And here, you see, there is already a persistent feeling – the US economy is now more like a time bomb.
And it’s not just the threat of default and a banking crisis, but also the toxic $5.6 trillion commercial real estate sector.
Amid rising interest rates and falling demand for office space, commercial mortgage originations fell 56% (Y/Y) and 42% (Q/C) in the first quarter.
But, this is just the tip of the iceberg. Last month, Berkshire Hathaway vice-chairman Charlie Munger said US banks were burdened with “bad loans” for commercial property, and with prices falling, a storm is brewing in the market.
Finally, the cherry on the cake: small and medium-sized regional lenders account for about 70% of all commercial real estate debt.
And again – who are the main holders of such loans?
That’s right – all the same small and medium-sized banks. And they are now busy “cleaning up their balance sheets”. In other words, these banks will be more than reluctant to refinance debt. They themselves are in dire need of cash right now.
I would add that this year the borrowers have to pay about $450 bln on commercial real estate loans. And within two years we are already talking about a trillion.
With tighter compliance and high interest rates, the number of defaults could jump to 20%.
Conclusion: the fun is just beginning…
That is $90 billion worth of debt could be in default. And that’s just in real estate.
However, the most serious thing is that debt crises are always a chain of defaults.
1)You do not pay the bank
2)The bank goes bankrupt.
3)Uninsured deposits get burned.
4)Which means that many commercial transaction chains are derailed.
Therefore, the devastating effect of this type of default is usually greater than it first appears.

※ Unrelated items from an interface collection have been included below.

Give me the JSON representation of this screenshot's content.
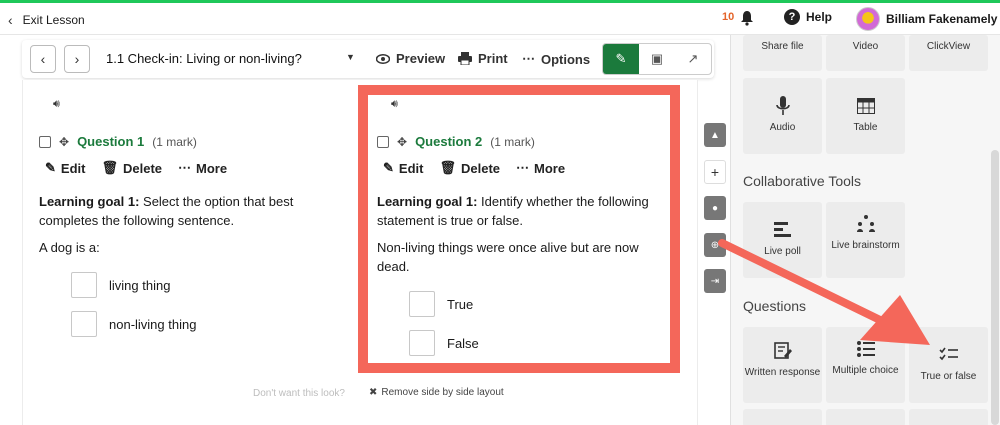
{
  "topbar": {
    "exit_label": "Exit Lesson",
    "notification_count": "10",
    "help_label": "Help",
    "user_name": "Billiam Fakenamely"
  },
  "toolbar": {
    "lesson_title": "1.1 Check-in: Living or non-living?",
    "preview_label": "Preview",
    "print_label": "Print",
    "options_label": "Options"
  },
  "questions": [
    {
      "title": "Question 1",
      "marks": "(1 mark)",
      "edit": "Edit",
      "delete": "Delete",
      "more": "More",
      "goal_label": "Learning goal 1:",
      "goal_text": " Select the option that best completes the following sentence.",
      "prompt": "A dog is a:",
      "options": [
        "living thing",
        "non-living thing"
      ]
    },
    {
      "title": "Question 2",
      "marks": "(1 mark)",
      "edit": "Edit",
      "delete": "Delete",
      "more": "More",
      "goal_label": "Learning goal 1:",
      "goal_text": " Identify whether the following statement is true or false.",
      "prompt": "Non-living things were once alive but are now dead.",
      "options": [
        "True",
        "False"
      ]
    }
  ],
  "footer": {
    "note": "Don't want this look?",
    "remove_layout": "Remove side by side layout"
  },
  "panel": {
    "top_tiles": [
      "Share file",
      "Video",
      "ClickView"
    ],
    "media_tiles": [
      "Audio",
      "Table"
    ],
    "collab_heading": "Collaborative Tools",
    "collab_tiles": [
      "Live poll",
      "Live brainstorm"
    ],
    "questions_heading": "Questions",
    "question_tiles": [
      "Written response",
      "Multiple choice",
      "True or false"
    ]
  },
  "colors": {
    "accent_green": "#1b7a3c",
    "highlight": "#f4675a",
    "top_line": "#1fc85a"
  }
}
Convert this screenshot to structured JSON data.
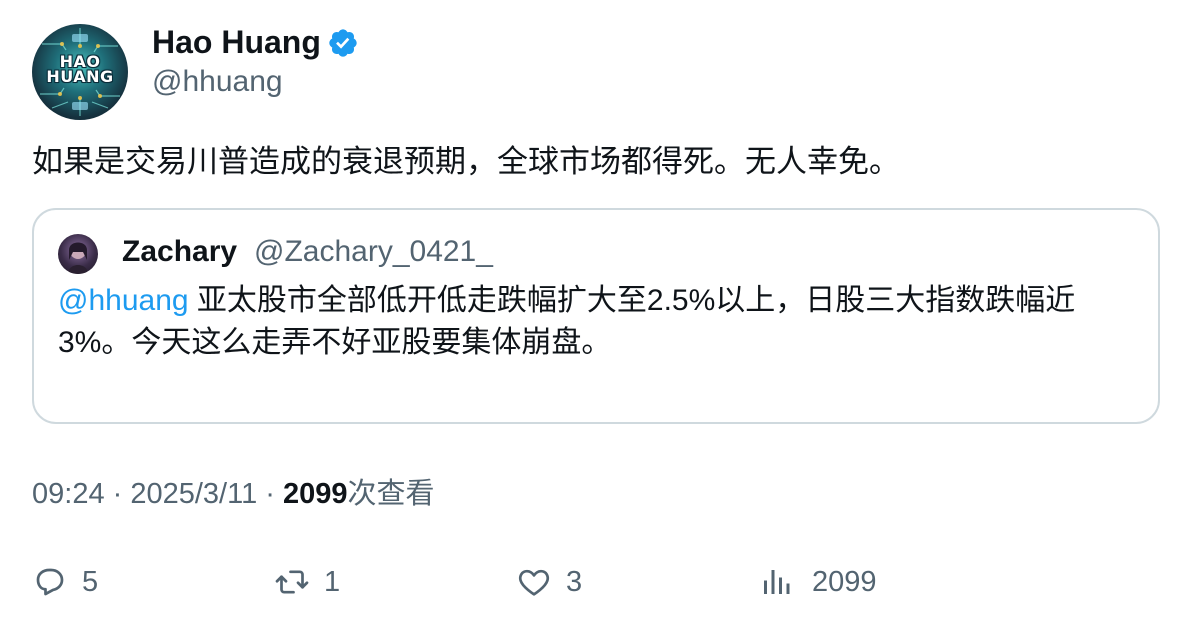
{
  "author": {
    "display_name": "Hao Huang",
    "handle": "@hhuang",
    "avatar_line1": "HAO",
    "avatar_line2": "HUANG",
    "verified_color": "#1d9bf0"
  },
  "tweet": {
    "text": "如果是交易川普造成的衰退预期，全球市场都得死。无人幸免。"
  },
  "quote": {
    "display_name": "Zachary",
    "handle": "@Zachary_0421_",
    "mention": "@hhuang",
    "text": " 亚太股市全部低开低走跌幅扩大至2.5%以上，日股三大指数跌幅近3%。今天这么走弄不好亚股要集体崩盘。"
  },
  "meta": {
    "time": "09:24",
    "separator1": " · ",
    "date": "2025/3/11",
    "separator2": " · ",
    "views_count": "2099",
    "views_label": "次查看"
  },
  "actions": {
    "reply_count": "5",
    "retweet_count": "1",
    "like_count": "3",
    "views_count": "2099"
  },
  "colors": {
    "text": "#0f1419",
    "secondary": "#536471",
    "accent": "#1d9bf0",
    "border": "#cfd9de"
  }
}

So the soaring interest rates have led, as we know all too well, to bonds on banks’ balance sheets falling considerably in value.
But at the same time, the value of loan collaterals in the form of commercial real estate has fallen.
That’s a fun scissors.